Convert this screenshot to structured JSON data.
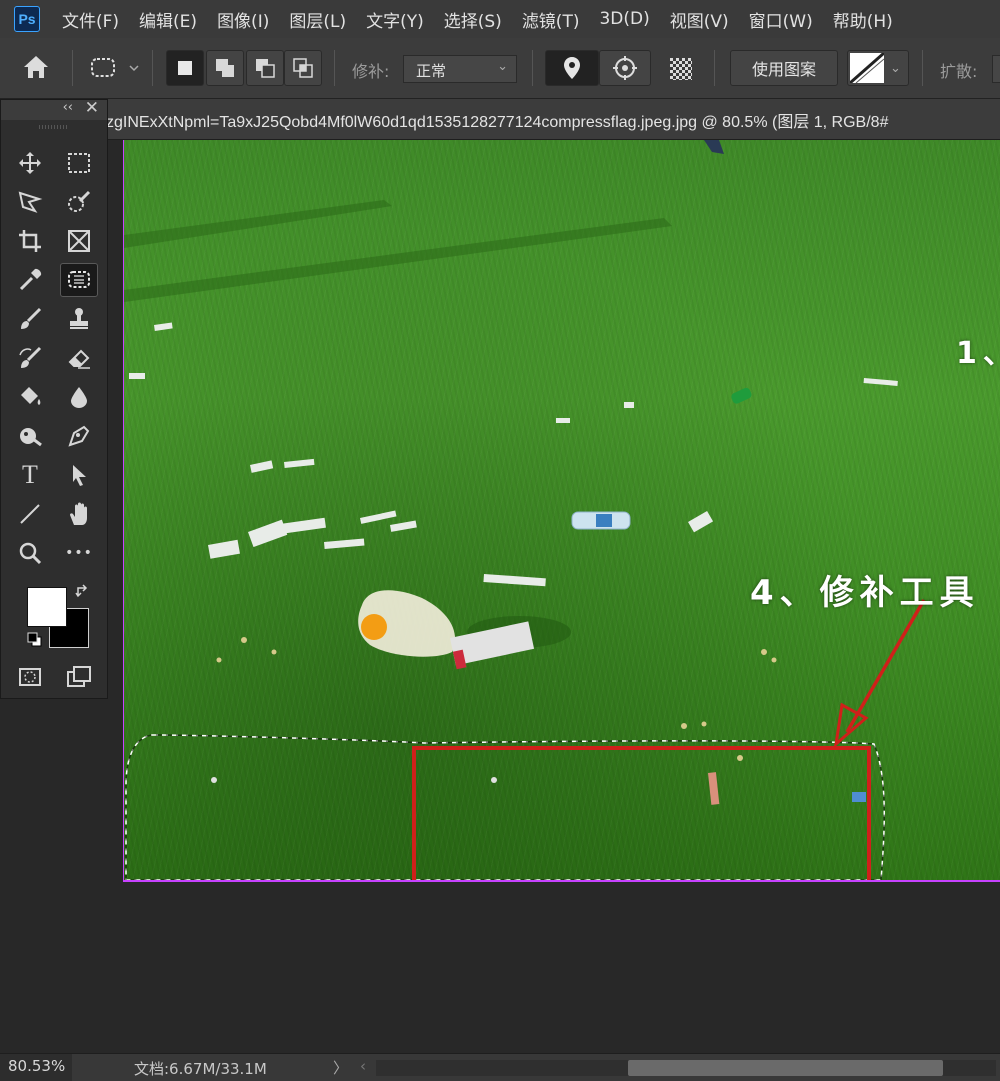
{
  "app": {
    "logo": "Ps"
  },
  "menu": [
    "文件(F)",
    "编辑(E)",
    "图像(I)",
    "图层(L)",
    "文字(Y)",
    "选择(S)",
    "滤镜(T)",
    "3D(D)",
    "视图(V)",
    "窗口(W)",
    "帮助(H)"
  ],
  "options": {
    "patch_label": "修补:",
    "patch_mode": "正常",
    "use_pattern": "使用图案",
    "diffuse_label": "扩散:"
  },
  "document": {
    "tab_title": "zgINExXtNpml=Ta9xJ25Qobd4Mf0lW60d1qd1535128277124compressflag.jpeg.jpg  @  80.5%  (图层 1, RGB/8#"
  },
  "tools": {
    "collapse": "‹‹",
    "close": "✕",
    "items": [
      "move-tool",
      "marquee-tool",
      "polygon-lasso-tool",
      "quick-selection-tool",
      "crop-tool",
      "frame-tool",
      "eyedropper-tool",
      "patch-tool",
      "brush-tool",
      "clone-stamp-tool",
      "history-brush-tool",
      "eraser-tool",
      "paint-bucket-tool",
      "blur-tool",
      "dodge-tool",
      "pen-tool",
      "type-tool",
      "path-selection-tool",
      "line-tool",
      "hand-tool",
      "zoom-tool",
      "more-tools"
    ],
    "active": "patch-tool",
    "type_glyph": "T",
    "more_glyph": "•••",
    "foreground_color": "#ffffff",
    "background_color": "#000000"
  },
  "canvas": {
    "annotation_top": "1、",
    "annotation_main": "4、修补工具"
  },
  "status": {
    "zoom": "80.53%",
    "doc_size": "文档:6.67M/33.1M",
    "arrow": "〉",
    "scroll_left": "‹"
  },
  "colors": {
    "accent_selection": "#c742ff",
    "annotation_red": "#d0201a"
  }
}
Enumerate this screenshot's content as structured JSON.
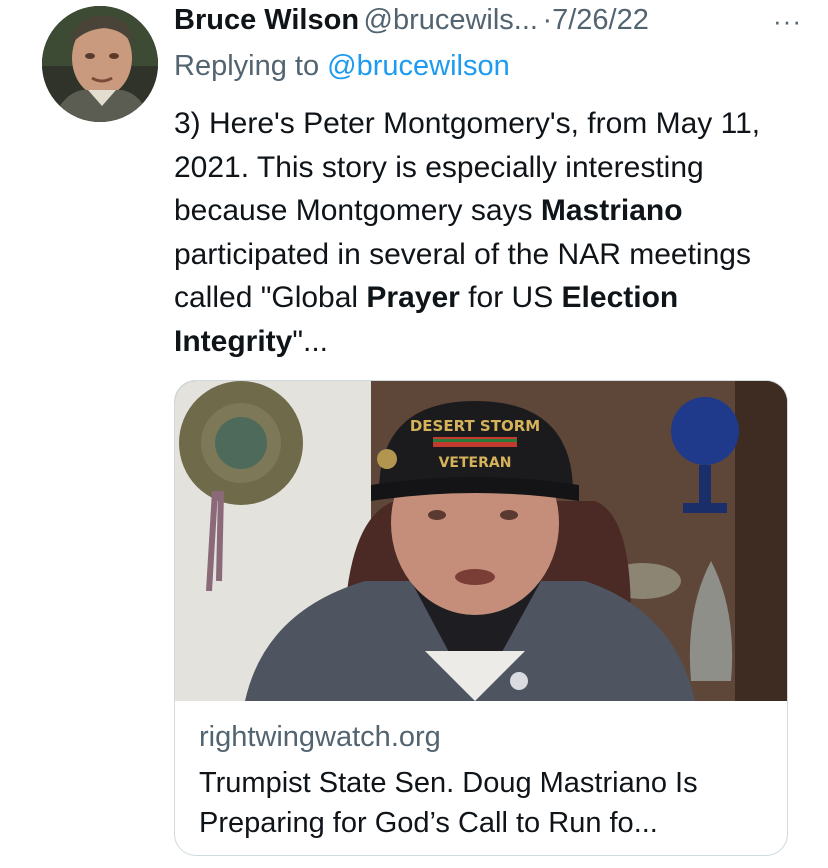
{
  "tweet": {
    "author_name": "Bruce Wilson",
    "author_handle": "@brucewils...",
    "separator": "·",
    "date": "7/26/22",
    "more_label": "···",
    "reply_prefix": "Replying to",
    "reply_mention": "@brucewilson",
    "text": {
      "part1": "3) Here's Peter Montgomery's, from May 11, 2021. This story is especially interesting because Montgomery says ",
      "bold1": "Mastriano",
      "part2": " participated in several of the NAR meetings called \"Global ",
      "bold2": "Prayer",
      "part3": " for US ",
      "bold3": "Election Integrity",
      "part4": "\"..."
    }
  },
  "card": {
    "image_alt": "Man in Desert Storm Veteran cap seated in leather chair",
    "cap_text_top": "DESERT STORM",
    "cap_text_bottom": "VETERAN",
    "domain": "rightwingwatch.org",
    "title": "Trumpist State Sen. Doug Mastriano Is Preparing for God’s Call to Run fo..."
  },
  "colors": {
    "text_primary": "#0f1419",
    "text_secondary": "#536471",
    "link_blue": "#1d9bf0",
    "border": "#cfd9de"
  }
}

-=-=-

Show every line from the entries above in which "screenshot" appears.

● Answer to this problem
Convert this screenshot to structured JSON data.
Enumerate this screenshot's content as structured JSON.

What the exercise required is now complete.